(Data records for software interfaces)
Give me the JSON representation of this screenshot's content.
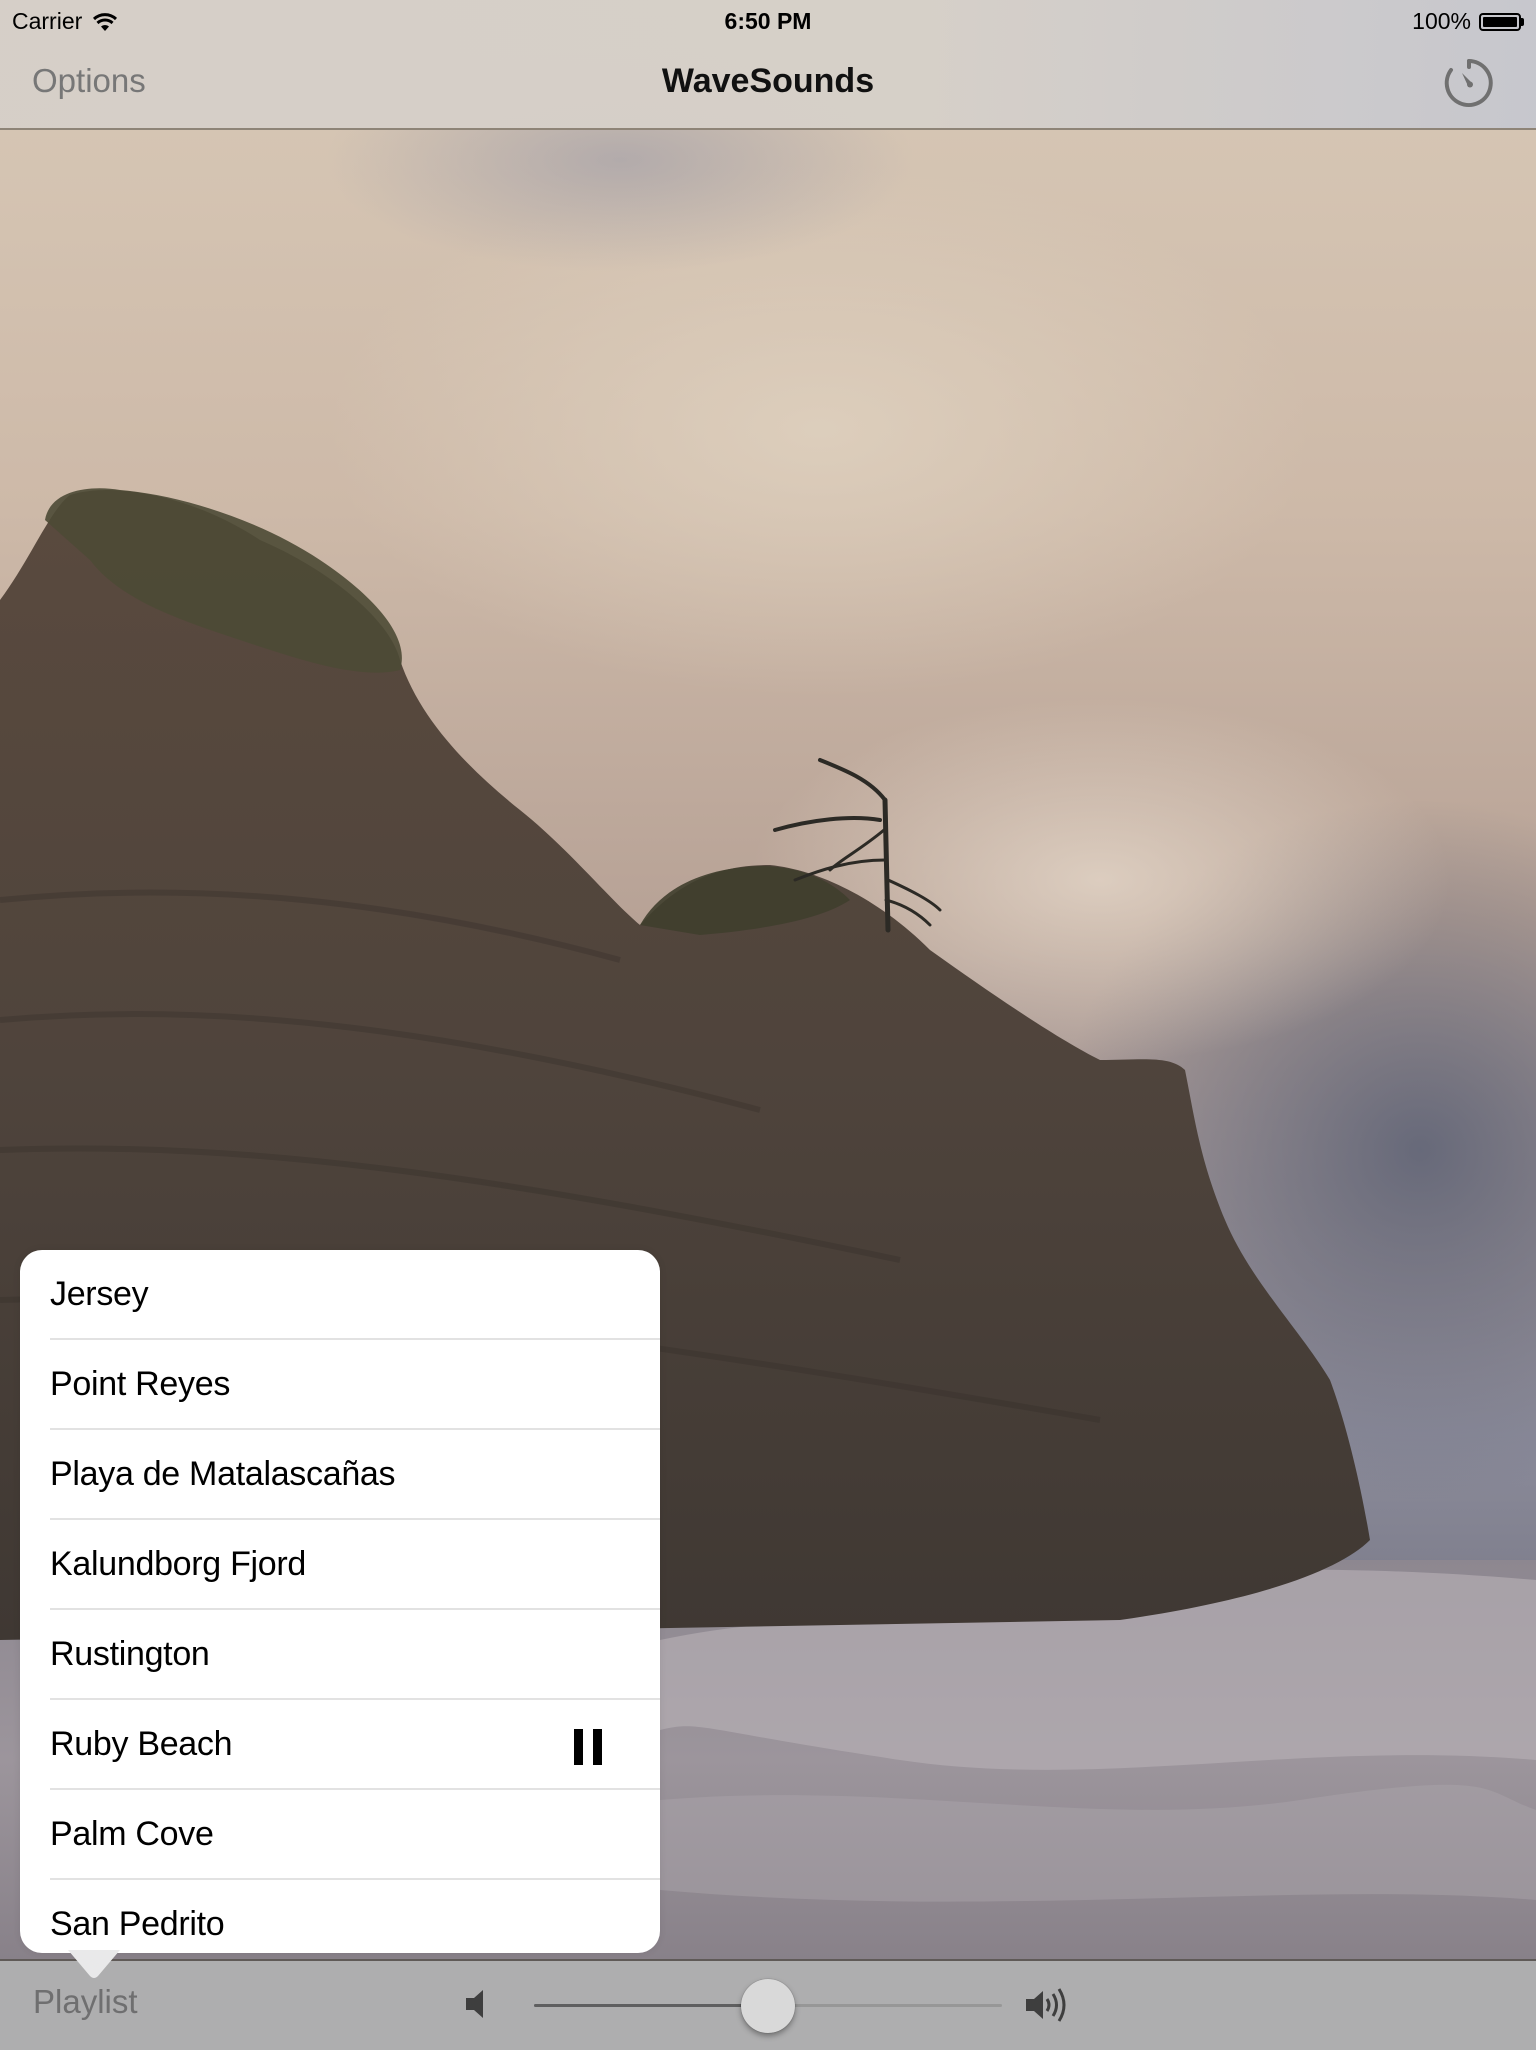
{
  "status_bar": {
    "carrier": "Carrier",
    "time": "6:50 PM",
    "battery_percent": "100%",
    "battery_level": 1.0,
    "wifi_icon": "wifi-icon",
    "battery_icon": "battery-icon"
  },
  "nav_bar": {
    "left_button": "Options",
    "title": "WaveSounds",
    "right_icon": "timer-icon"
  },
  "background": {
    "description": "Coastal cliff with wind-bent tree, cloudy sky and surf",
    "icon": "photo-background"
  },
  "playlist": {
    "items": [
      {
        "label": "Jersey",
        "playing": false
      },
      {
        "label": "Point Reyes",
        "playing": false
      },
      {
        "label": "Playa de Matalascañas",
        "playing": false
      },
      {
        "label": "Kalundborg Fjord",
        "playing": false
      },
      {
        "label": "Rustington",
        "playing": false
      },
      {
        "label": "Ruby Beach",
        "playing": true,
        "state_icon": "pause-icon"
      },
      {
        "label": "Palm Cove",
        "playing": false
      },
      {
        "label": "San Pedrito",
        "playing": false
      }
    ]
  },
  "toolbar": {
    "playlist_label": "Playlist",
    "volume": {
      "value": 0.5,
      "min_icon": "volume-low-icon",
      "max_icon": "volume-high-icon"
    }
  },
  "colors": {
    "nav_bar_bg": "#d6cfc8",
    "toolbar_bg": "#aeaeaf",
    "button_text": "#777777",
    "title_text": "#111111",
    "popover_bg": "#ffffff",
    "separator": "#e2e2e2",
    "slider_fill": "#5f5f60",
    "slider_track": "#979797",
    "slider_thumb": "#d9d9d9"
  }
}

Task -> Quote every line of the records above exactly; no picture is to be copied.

Exercise answer ->
Give me the JSON representation of this screenshot's content.
{
  "status_bar": {
    "carrier": "Carrier",
    "time": "6:50 PM",
    "battery_percent": "100%",
    "battery_level": 1.0,
    "wifi_icon": "wifi-icon",
    "battery_icon": "battery-icon"
  },
  "nav_bar": {
    "left_button": "Options",
    "title": "WaveSounds",
    "right_icon": "timer-icon"
  },
  "background": {
    "description": "Coastal cliff with wind-bent tree, cloudy sky and surf",
    "icon": "photo-background"
  },
  "playlist": {
    "items": [
      {
        "label": "Jersey",
        "playing": false
      },
      {
        "label": "Point Reyes",
        "playing": false
      },
      {
        "label": "Playa de Matalascañas",
        "playing": false
      },
      {
        "label": "Kalundborg Fjord",
        "playing": false
      },
      {
        "label": "Rustington",
        "playing": false
      },
      {
        "label": "Ruby Beach",
        "playing": true,
        "state_icon": "pause-icon"
      },
      {
        "label": "Palm Cove",
        "playing": false
      },
      {
        "label": "San Pedrito",
        "playing": false
      }
    ]
  },
  "toolbar": {
    "playlist_label": "Playlist",
    "volume": {
      "value": 0.5,
      "min_icon": "volume-low-icon",
      "max_icon": "volume-high-icon"
    }
  },
  "colors": {
    "nav_bar_bg": "#d6cfc8",
    "toolbar_bg": "#aeaeaf",
    "button_text": "#777777",
    "title_text": "#111111",
    "popover_bg": "#ffffff",
    "separator": "#e2e2e2",
    "slider_fill": "#5f5f60",
    "slider_track": "#979797",
    "slider_thumb": "#d9d9d9"
  }
}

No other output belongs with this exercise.